The Council decides that the Ring must be destroyed, but that can only be done by sending it to the fire of Mount Doom in Mordor, where it was forged. Frodo takes this task upon himself. Elrond, with the advice of Gandalf, chooses companions for him. The Fellowship of the Ring consists of nine walkers to oppose the nine Black Riders: Frodo, Sam, Merry, Pippin, Aragorn, Gandalf, Gimli the Dwarf, Legolas the Elf, and Boromir, son of Denethor, the Steward of Gondor.

After a failed attempt to cross the Misty Mountains over the Redhorn Pass, the Fellowship take the perilous path through the Mines of Moria. They learn that Balin, one of the Dwarves who accompanied Bilbo in The Hobbit, and his colony of Dwarves were killed by Orcs. After surviving an attack, they are pursued by Orcs and a Balrog, an ancient fire demon from a prior Age, created by Sauron's old master, Morgoth. Gandalf confronts the Balrog, and both of them fall into the shadow. The others escape and find refuge in the timeless Elven forest of Lothlórien, where they are counselled by the Lady Galadriel. Before they leave, Galadriel tests their loyalty, and gives them individual, magical gifts to help them on their quest. (Gimli asked for a piece of hair.) She allows Frodo and Sam to look into her fountain, the Mirror of Galadriel, to see visions of the past, the present, and perhaps the future, and she refuses to take the Ring Frodo offers her, knowing that it would master her.

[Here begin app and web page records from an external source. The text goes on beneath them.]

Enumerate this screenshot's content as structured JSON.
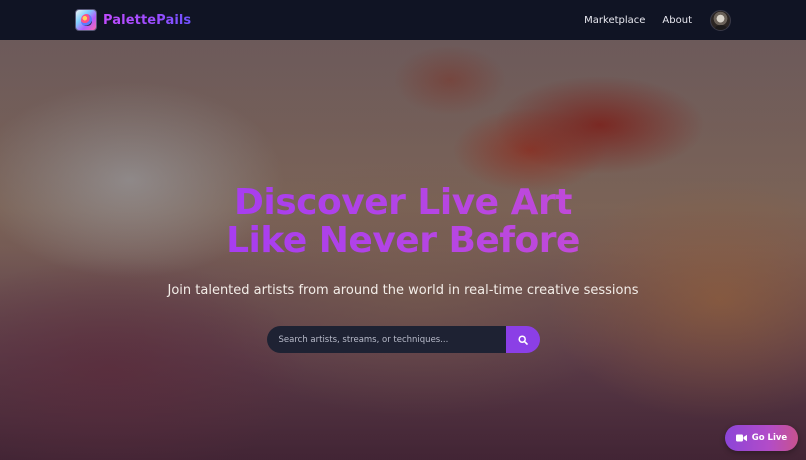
{
  "navbar": {
    "brand": "PalettePails",
    "links": [
      "Marketplace",
      "About"
    ],
    "logo_icon": "palette-logo-icon",
    "avatar_icon": "user-avatar"
  },
  "hero": {
    "title_line1": "Discover Live Art",
    "title_line2": "Like Never Before",
    "subtitle": "Join talented artists from around the world in real-time creative sessions",
    "search": {
      "placeholder": "Search artists, streams, or techniques...",
      "value": "",
      "button_icon": "search-icon"
    }
  },
  "go_live": {
    "label": "Go Live",
    "icon": "video-camera-icon"
  },
  "colors": {
    "navbar_bg": "#101424",
    "accent": "#8b3fe6",
    "title_gradient_start": "#a73df0",
    "title_gradient_end": "#c04ad8",
    "search_bg": "#1e2233"
  }
}
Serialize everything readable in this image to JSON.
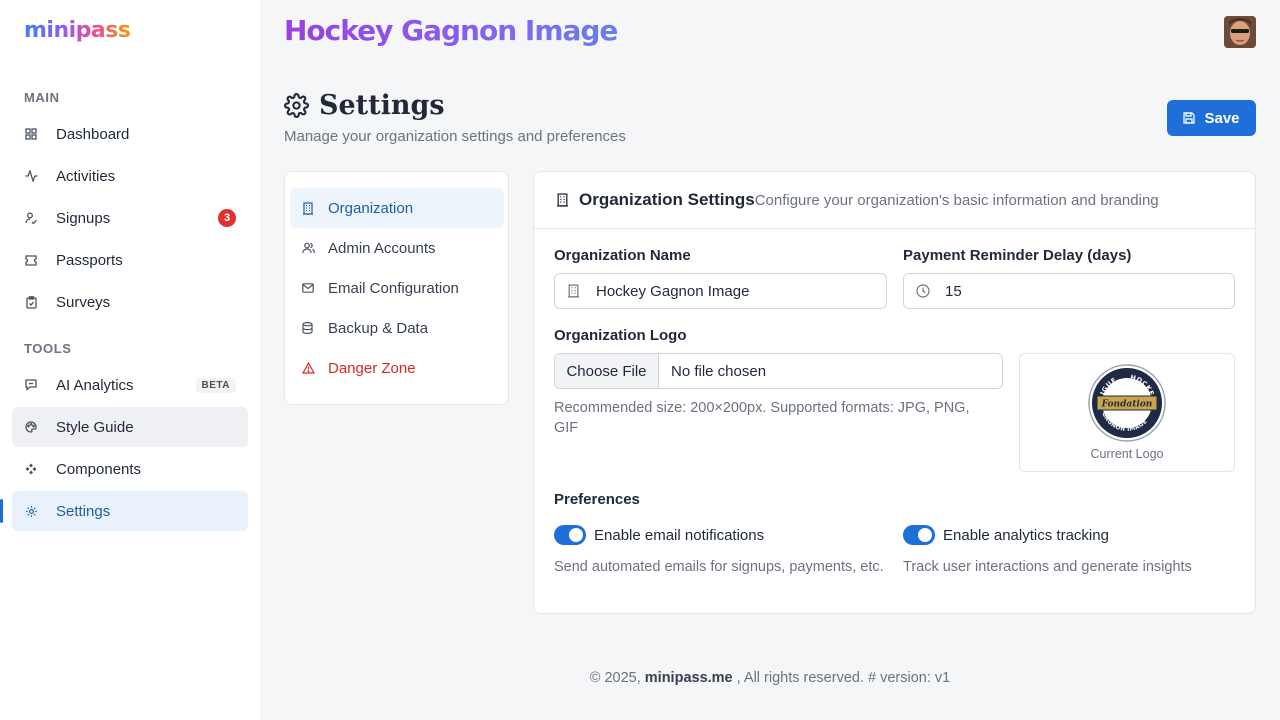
{
  "app": {
    "logo_text": "minipass"
  },
  "org": {
    "title": "Hockey Gagnon Image"
  },
  "sidebar": {
    "sections": [
      {
        "label": "MAIN"
      },
      {
        "label": "TOOLS"
      }
    ],
    "items": [
      {
        "label": "Dashboard",
        "icon": "grid-icon"
      },
      {
        "label": "Activities",
        "icon": "activity-icon"
      },
      {
        "label": "Signups",
        "icon": "signup-icon",
        "badge": "3"
      },
      {
        "label": "Passports",
        "icon": "ticket-icon"
      },
      {
        "label": "Surveys",
        "icon": "clipboard-icon"
      },
      {
        "label": "AI Analytics",
        "icon": "chat-icon",
        "badge": "BETA"
      },
      {
        "label": "Style Guide",
        "icon": "palette-icon"
      },
      {
        "label": "Components",
        "icon": "components-icon"
      },
      {
        "label": "Settings",
        "icon": "gear-icon"
      }
    ]
  },
  "page": {
    "title": "Settings",
    "subtitle": "Manage your organization settings and preferences",
    "save_label": "Save"
  },
  "settings_nav": [
    {
      "label": "Organization",
      "icon": "building-icon"
    },
    {
      "label": "Admin Accounts",
      "icon": "users-icon"
    },
    {
      "label": "Email Configuration",
      "icon": "mail-icon"
    },
    {
      "label": "Backup & Data",
      "icon": "database-icon"
    },
    {
      "label": "Danger Zone",
      "icon": "warning-icon"
    }
  ],
  "card": {
    "title": "Organization Settings",
    "description": "Configure your organization's basic information and branding",
    "org_name_label": "Organization Name",
    "org_name_value": "Hockey Gagnon Image",
    "reminder_label": "Payment Reminder Delay (days)",
    "reminder_value": "15",
    "logo_label": "Organization Logo",
    "file_button": "Choose File",
    "file_status": "No file chosen",
    "logo_help": "Recommended size: 200×200px. Supported formats: JPG, PNG, GIF",
    "logo_caption": "Current Logo",
    "logo_text": {
      "top": "LIGUE",
      "top2": "HOCKEY",
      "banner": "Fondation",
      "bottom": "GAGNON IMAGE"
    },
    "preferences_label": "Preferences",
    "pref_email_label": "Enable email notifications",
    "pref_email_desc": "Send automated emails for signups, payments, etc.",
    "pref_analytics_label": "Enable analytics tracking",
    "pref_analytics_desc": "Track user interactions and generate insights"
  },
  "footer": {
    "prefix": "© 2025,",
    "brand": "minipass.me",
    "suffix": ", All rights reserved. # version: v1"
  },
  "colors": {
    "accent": "#1e6fd9",
    "danger": "#dc2626",
    "badge": "#e03131"
  }
}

Galadriel's husband Celeborn gives the Fellowship boats, elven cloaks, and waybread (Lembas), and they travel down the River Anduin to the hill of Amon Hen. There, Boromir tries to take the Ring from Frodo, but immediately regrets it after Frodo puts on the Ring and disappears. Frodo chooses to go alone to Mordor, but Sam, guessing what he intends, intercepts him as he tries to take a boat across the river, and goes with him.

  1. ^ Although Frodo refers to Bilbo as his "uncle", the character is introduced in "A Long-expected Party" as one of Bilbo's younger cousins. The two were in fact first and second cousins, once removed either way (his paternal great-great-uncle's son's son and his maternal great-aunt's son).